• [ACTIVITY]
Whenever the string "title" turns up in a line below, that line should be copied.

(Data items)
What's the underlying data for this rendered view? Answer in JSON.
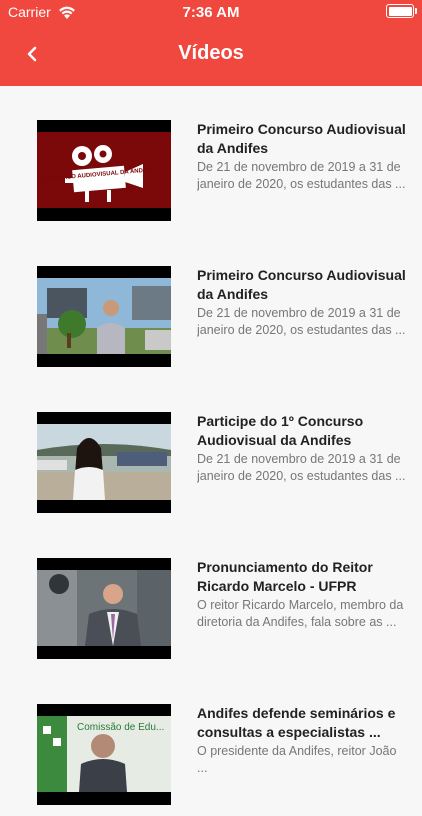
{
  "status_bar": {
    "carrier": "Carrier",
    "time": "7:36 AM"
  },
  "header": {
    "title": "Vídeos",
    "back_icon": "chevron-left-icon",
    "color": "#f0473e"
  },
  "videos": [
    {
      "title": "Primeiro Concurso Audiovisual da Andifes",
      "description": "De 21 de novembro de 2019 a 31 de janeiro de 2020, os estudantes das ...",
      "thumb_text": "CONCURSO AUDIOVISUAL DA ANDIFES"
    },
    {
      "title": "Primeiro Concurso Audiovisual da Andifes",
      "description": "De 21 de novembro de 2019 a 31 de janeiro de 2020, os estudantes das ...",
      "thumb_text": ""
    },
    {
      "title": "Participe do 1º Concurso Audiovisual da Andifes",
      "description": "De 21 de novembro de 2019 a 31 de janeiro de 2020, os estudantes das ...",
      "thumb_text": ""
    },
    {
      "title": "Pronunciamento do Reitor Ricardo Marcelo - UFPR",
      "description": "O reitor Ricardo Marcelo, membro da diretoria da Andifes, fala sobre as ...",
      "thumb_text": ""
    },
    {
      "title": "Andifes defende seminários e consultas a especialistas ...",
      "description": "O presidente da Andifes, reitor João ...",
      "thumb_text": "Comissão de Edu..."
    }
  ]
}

• [PROBLEM SOLUTION]
    "title": "Vídeos",
      "title": "Primeiro Concurso Audiovisual da Andifes",
      "title": "Primeiro Concurso Audiovisual da Andifes",
      "title": "Participe do 1º Concurso Audiovisual da Andifes",
      "title": "Pronunciamento do Reitor Ricardo Marcelo - UFPR",
      "title": "Andifes defende seminários e consultas a especialistas ...",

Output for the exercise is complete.